HOW DO I STRUCTURE MARKETING EMAILS?
Yawn Marketing – No Boring Answers
Content is the most important aspect of your email strategy, but it is also the hardest. You may be pleasantly surprised to learn that the way you structure your marketing emails can really help you when planning and actually writing them up.
At Yawn, we like to start with a skeleton template for a business’s marketing emails and to create content around that structure.
So, how do you go about structuring your marketing emails?
Refer Back To Your Overall Aim
The structure of your email may change depending on the overall aim of your emails, so make sure it is in the forefront of your mind throughout the process.
We covered this in the first blog post of this mini series, Where Do I Start with Email Marketing.
Divide Your Content Into Categories
With our clients, we tend to use two main ‘categories’ of content – Hooks and Highlights.
Whether you will be featuring products, pushing your social media accounts, or asking for reviews, all of your content can fit into one of these two categories.
Hooks refer to the focus of your email. The aim is for this to be ‘clickable’ content that encourages people to open your email and lend it some attention.
Hooks hold pride of place at the top of your email and will be the first thing that openers read. The content may be something along the lines of a featured product collection, a company announcement, a new product launch, or a promotion.
For service-based businesses, this could be a team update or some exciting industry information.
Highlights are all other bits of content in your email aside from the primary focus, often referred to as ‘soft sells’.
This might be a second (less-important) product range you want to focus on. Maybe you’re asking people to leave a review or to follow you on social media. Either way, it’s not a showstopping piece of news and it isn’t the main thrust of your email.
If the main push for one newsletter is announcing your summer sale, then you want this to be front and centre on your email (Hook). But you’ll also want to include some other points that complement the Hook, perhaps focusing on last month’s bestsellers, pushing your socials, or a discount code (Highlights).
Create A Skeleton Template
Once you have your content types and they’re divided into categories, you can create your template. For the purpose of the skeleton structure, you could draw boxes and label each one ‘Hook’, ‘Highlight 1’, ‘Highlight 2’, etc.

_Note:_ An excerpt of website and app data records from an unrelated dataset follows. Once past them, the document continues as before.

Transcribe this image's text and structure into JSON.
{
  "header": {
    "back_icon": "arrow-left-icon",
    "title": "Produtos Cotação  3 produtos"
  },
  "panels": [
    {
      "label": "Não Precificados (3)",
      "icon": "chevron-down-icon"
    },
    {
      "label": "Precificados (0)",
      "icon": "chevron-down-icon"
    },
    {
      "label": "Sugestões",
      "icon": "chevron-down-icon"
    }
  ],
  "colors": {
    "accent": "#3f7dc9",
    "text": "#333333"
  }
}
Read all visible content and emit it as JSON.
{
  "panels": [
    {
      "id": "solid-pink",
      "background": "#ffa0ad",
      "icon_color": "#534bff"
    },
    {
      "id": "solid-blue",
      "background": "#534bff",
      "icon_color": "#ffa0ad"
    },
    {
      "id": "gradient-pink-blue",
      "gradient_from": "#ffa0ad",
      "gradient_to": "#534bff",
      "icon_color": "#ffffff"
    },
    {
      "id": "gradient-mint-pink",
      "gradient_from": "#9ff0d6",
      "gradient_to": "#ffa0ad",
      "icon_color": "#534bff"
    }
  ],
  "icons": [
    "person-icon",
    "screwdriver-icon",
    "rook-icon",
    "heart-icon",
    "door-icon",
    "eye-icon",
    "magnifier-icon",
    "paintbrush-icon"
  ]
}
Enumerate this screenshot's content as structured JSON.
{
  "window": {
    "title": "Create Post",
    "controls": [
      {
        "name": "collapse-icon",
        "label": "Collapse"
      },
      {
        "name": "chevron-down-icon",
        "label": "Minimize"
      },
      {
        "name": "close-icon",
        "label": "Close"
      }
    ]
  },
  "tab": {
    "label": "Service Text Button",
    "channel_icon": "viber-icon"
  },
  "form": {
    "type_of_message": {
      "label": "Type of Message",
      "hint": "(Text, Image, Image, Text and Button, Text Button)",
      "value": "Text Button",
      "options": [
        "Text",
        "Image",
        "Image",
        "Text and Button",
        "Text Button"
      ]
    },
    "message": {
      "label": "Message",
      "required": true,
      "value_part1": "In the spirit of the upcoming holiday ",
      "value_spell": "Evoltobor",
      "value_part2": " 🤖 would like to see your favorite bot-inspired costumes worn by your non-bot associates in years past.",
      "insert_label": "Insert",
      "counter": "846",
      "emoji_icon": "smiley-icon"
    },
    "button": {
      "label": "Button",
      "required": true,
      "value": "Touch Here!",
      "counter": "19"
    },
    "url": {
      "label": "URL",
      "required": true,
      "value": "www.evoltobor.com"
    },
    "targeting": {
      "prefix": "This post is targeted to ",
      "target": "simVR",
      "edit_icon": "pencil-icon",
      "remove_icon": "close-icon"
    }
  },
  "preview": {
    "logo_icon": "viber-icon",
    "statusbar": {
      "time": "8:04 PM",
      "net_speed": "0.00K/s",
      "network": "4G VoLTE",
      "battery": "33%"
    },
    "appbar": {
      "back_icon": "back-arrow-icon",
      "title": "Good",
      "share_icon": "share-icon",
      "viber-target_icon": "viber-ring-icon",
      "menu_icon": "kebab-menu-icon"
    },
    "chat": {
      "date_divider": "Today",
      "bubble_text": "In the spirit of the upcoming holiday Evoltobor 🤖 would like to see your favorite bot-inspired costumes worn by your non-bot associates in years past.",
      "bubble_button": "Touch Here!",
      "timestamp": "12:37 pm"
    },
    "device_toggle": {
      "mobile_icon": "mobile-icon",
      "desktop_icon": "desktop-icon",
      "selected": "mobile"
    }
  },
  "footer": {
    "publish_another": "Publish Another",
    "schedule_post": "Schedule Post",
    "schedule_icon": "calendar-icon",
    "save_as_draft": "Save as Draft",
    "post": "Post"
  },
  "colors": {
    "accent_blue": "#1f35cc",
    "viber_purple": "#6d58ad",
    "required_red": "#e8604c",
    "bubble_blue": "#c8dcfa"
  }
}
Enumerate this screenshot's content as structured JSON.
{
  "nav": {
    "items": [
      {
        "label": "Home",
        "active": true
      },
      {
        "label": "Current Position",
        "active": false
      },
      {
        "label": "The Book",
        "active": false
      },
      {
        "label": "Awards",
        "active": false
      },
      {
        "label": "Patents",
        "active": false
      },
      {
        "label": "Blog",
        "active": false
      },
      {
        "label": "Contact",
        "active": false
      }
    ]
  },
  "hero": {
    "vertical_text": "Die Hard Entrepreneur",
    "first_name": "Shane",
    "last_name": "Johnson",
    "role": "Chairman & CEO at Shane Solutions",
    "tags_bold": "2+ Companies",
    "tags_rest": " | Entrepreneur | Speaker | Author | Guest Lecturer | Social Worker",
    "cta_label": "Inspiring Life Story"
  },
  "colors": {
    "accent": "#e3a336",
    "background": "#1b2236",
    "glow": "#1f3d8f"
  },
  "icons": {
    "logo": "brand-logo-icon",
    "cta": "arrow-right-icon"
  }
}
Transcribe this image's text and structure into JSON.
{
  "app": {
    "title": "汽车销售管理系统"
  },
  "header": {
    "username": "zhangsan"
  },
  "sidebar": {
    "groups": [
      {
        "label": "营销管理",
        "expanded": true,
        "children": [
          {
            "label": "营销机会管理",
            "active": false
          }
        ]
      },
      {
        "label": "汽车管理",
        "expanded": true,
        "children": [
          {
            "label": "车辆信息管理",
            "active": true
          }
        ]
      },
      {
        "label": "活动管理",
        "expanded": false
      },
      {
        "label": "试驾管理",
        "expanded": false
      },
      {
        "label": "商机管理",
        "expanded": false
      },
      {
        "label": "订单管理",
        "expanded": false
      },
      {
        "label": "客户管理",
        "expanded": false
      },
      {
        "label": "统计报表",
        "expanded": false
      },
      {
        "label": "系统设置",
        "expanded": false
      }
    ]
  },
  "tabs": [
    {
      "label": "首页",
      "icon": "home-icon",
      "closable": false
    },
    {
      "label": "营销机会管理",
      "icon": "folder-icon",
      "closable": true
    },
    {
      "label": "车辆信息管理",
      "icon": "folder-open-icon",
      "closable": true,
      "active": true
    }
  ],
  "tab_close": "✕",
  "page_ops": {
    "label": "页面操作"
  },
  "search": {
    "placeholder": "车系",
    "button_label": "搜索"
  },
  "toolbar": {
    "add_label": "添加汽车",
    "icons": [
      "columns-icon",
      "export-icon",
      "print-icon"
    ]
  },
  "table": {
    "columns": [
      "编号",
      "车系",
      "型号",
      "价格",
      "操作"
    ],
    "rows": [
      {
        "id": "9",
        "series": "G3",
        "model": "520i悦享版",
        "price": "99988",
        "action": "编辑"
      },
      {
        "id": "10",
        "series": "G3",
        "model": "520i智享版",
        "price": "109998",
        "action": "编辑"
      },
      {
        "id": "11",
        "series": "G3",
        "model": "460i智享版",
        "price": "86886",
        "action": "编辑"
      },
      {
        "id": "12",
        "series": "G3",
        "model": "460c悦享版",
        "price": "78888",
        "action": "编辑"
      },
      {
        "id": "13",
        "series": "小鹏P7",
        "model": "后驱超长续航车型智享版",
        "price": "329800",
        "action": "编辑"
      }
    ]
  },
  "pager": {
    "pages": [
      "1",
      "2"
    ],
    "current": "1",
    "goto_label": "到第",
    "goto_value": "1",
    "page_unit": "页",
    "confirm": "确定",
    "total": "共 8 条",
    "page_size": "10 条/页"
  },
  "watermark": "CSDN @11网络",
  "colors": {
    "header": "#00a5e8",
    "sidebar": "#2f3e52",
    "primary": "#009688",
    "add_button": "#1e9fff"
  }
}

Primary content will always go at the very top of the email. Secondary will always go underneath; if you have more than one piece of secondary content, you can decide on the order of these based on their importance.
How does this structure help with content creation?
Having a clear structure that you use for all of your emails will help you to create content worth sharing. Look at your content types and write a list of primary and secondary content you want to share.
By categorising all of your content in this way, it will help to avoid the intimidating task of content creation from scratch. Focus on your content types, create your lists, and you have a nice bank of content ready to mix and match in your emails.
Author: Grace Appleby